+++ RECORDS SUPPLIED

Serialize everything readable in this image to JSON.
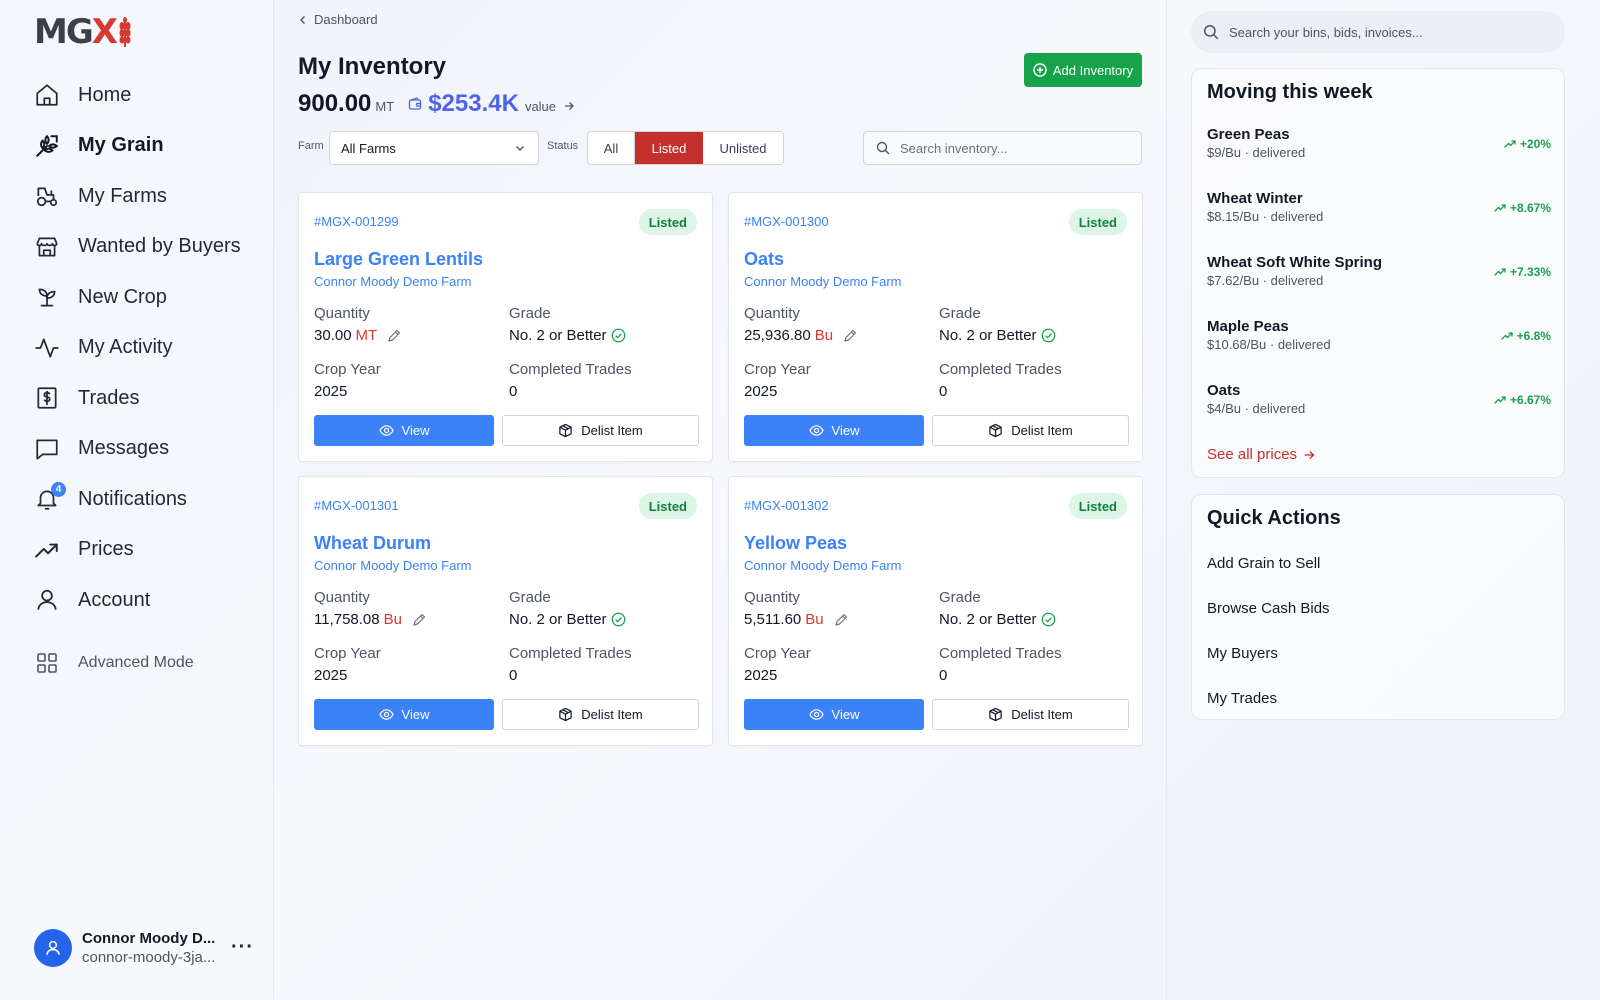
{
  "brand": {
    "logo_main": "MG",
    "logo_x": "X"
  },
  "sidebar": {
    "items": [
      {
        "label": "Home",
        "icon": "home-icon"
      },
      {
        "label": "My Grain",
        "icon": "grain-icon",
        "active": true
      },
      {
        "label": "My Farms",
        "icon": "tractor-icon"
      },
      {
        "label": "Wanted by Buyers",
        "icon": "store-icon"
      },
      {
        "label": "New Crop",
        "icon": "sprout-icon"
      },
      {
        "label": "My Activity",
        "icon": "activity-icon"
      },
      {
        "label": "Trades",
        "icon": "dollar-receipt-icon"
      },
      {
        "label": "Messages",
        "icon": "message-icon"
      },
      {
        "label": "Notifications",
        "icon": "bell-icon",
        "badge": "4"
      },
      {
        "label": "Prices",
        "icon": "trending-up-icon"
      },
      {
        "label": "Account",
        "icon": "user-icon"
      }
    ],
    "advanced_mode": "Advanced Mode",
    "user": {
      "name": "Connor Moody D...",
      "handle": "connor-moody-3ja...",
      "more": "···"
    }
  },
  "header": {
    "breadcrumb": "Dashboard",
    "title": "My Inventory",
    "add_button": "Add Inventory",
    "summary": {
      "amount": "900.00",
      "unit": "MT",
      "value": "$253.4K",
      "value_label": "value"
    }
  },
  "filters": {
    "farm_label": "Farm",
    "farm_value": "All Farms",
    "status_label": "Status",
    "status_options": [
      "All",
      "Listed",
      "Unlisted"
    ],
    "status_selected": "Listed",
    "search_placeholder": "Search inventory..."
  },
  "labels": {
    "quantity": "Quantity",
    "grade": "Grade",
    "crop_year": "Crop Year",
    "completed_trades": "Completed Trades",
    "view": "View",
    "delist": "Delist Item"
  },
  "cards": [
    {
      "id": "#MGX-001299",
      "status": "Listed",
      "name": "Large Green Lentils",
      "farm": "Connor Moody Demo Farm",
      "quantity": "30.00",
      "unit": "MT",
      "grade": "No. 2 or Better",
      "crop_year": "2025",
      "completed_trades": "0"
    },
    {
      "id": "#MGX-001300",
      "status": "Listed",
      "name": "Oats",
      "farm": "Connor Moody Demo Farm",
      "quantity": "25,936.80",
      "unit": "Bu",
      "grade": "No. 2 or Better",
      "crop_year": "2025",
      "completed_trades": "0"
    },
    {
      "id": "#MGX-001301",
      "status": "Listed",
      "name": "Wheat Durum",
      "farm": "Connor Moody Demo Farm",
      "quantity": "11,758.08",
      "unit": "Bu",
      "grade": "No. 2 or Better",
      "crop_year": "2025",
      "completed_trades": "0"
    },
    {
      "id": "#MGX-001302",
      "status": "Listed",
      "name": "Yellow Peas",
      "farm": "Connor Moody Demo Farm",
      "quantity": "5,511.60",
      "unit": "Bu",
      "grade": "No. 2 or Better",
      "crop_year": "2025",
      "completed_trades": "0"
    }
  ],
  "right_panel": {
    "search_placeholder": "Search your bins, bids, invoices...",
    "moving": {
      "title": "Moving this week",
      "items": [
        {
          "name": "Green Peas",
          "sub": "$9/Bu · delivered",
          "change": "+20%"
        },
        {
          "name": "Wheat Winter",
          "sub": "$8.15/Bu · delivered",
          "change": "+8.67%"
        },
        {
          "name": "Wheat Soft White Spring",
          "sub": "$7.62/Bu · delivered",
          "change": "+7.33%"
        },
        {
          "name": "Maple Peas",
          "sub": "$10.68/Bu · delivered",
          "change": "+6.8%"
        },
        {
          "name": "Oats",
          "sub": "$4/Bu · delivered",
          "change": "+6.67%"
        }
      ],
      "see_all": "See all prices"
    },
    "quick_actions": {
      "title": "Quick Actions",
      "items": [
        "Add Grain to Sell",
        "Browse Cash Bids",
        "My Buyers",
        "My Trades"
      ]
    }
  },
  "colors": {
    "primary_blue": "#3b82f6",
    "brand_red": "#c4302b",
    "success_green": "#16a34a",
    "value_purple": "#4f63e9"
  }
}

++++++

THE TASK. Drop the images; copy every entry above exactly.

TASK SOLUTION.
Serialize everything readable in this image to JSON.
{
  "brand": {
    "logo_main": "MG",
    "logo_x": "X"
  },
  "sidebar": {
    "items": [
      {
        "label": "Home",
        "icon": "home-icon"
      },
      {
        "label": "My Grain",
        "icon": "grain-icon",
        "active": true
      },
      {
        "label": "My Farms",
        "icon": "tractor-icon"
      },
      {
        "label": "Wanted by Buyers",
        "icon": "store-icon"
      },
      {
        "label": "New Crop",
        "icon": "sprout-icon"
      },
      {
        "label": "My Activity",
        "icon": "activity-icon"
      },
      {
        "label": "Trades",
        "icon": "dollar-receipt-icon"
      },
      {
        "label": "Messages",
        "icon": "message-icon"
      },
      {
        "label": "Notifications",
        "icon": "bell-icon",
        "badge": "4"
      },
      {
        "label": "Prices",
        "icon": "trending-up-icon"
      },
      {
        "label": "Account",
        "icon": "user-icon"
      }
    ],
    "advanced_mode": "Advanced Mode",
    "user": {
      "name": "Connor Moody D...",
      "handle": "connor-moody-3ja...",
      "more": "···"
    }
  },
  "header": {
    "breadcrumb": "Dashboard",
    "title": "My Inventory",
    "add_button": "Add Inventory",
    "summary": {
      "amount": "900.00",
      "unit": "MT",
      "value": "$253.4K",
      "value_label": "value"
    }
  },
  "filters": {
    "farm_label": "Farm",
    "farm_value": "All Farms",
    "status_label": "Status",
    "status_options": [
      "All",
      "Listed",
      "Unlisted"
    ],
    "status_selected": "Listed",
    "search_placeholder": "Search inventory..."
  },
  "labels": {
    "quantity": "Quantity",
    "grade": "Grade",
    "crop_year": "Crop Year",
    "completed_trades": "Completed Trades",
    "view": "View",
    "delist": "Delist Item"
  },
  "cards": [
    {
      "id": "#MGX-001299",
      "status": "Listed",
      "name": "Large Green Lentils",
      "farm": "Connor Moody Demo Farm",
      "quantity": "30.00",
      "unit": "MT",
      "grade": "No. 2 or Better",
      "crop_year": "2025",
      "completed_trades": "0"
    },
    {
      "id": "#MGX-001300",
      "status": "Listed",
      "name": "Oats",
      "farm": "Connor Moody Demo Farm",
      "quantity": "25,936.80",
      "unit": "Bu",
      "grade": "No. 2 or Better",
      "crop_year": "2025",
      "completed_trades": "0"
    },
    {
      "id": "#MGX-001301",
      "status": "Listed",
      "name": "Wheat Durum",
      "farm": "Connor Moody Demo Farm",
      "quantity": "11,758.08",
      "unit": "Bu",
      "grade": "No. 2 or Better",
      "crop_year": "2025",
      "completed_trades": "0"
    },
    {
      "id": "#MGX-001302",
      "status": "Listed",
      "name": "Yellow Peas",
      "farm": "Connor Moody Demo Farm",
      "quantity": "5,511.60",
      "unit": "Bu",
      "grade": "No. 2 or Better",
      "crop_year": "2025",
      "completed_trades": "0"
    }
  ],
  "right_panel": {
    "search_placeholder": "Search your bins, bids, invoices...",
    "moving": {
      "title": "Moving this week",
      "items": [
        {
          "name": "Green Peas",
          "sub": "$9/Bu · delivered",
          "change": "+20%"
        },
        {
          "name": "Wheat Winter",
          "sub": "$8.15/Bu · delivered",
          "change": "+8.67%"
        },
        {
          "name": "Wheat Soft White Spring",
          "sub": "$7.62/Bu · delivered",
          "change": "+7.33%"
        },
        {
          "name": "Maple Peas",
          "sub": "$10.68/Bu · delivered",
          "change": "+6.8%"
        },
        {
          "name": "Oats",
          "sub": "$4/Bu · delivered",
          "change": "+6.67%"
        }
      ],
      "see_all": "See all prices"
    },
    "quick_actions": {
      "title": "Quick Actions",
      "items": [
        "Add Grain to Sell",
        "Browse Cash Bids",
        "My Buyers",
        "My Trades"
      ]
    }
  },
  "colors": {
    "primary_blue": "#3b82f6",
    "brand_red": "#c4302b",
    "success_green": "#16a34a",
    "value_purple": "#4f63e9"
  }
}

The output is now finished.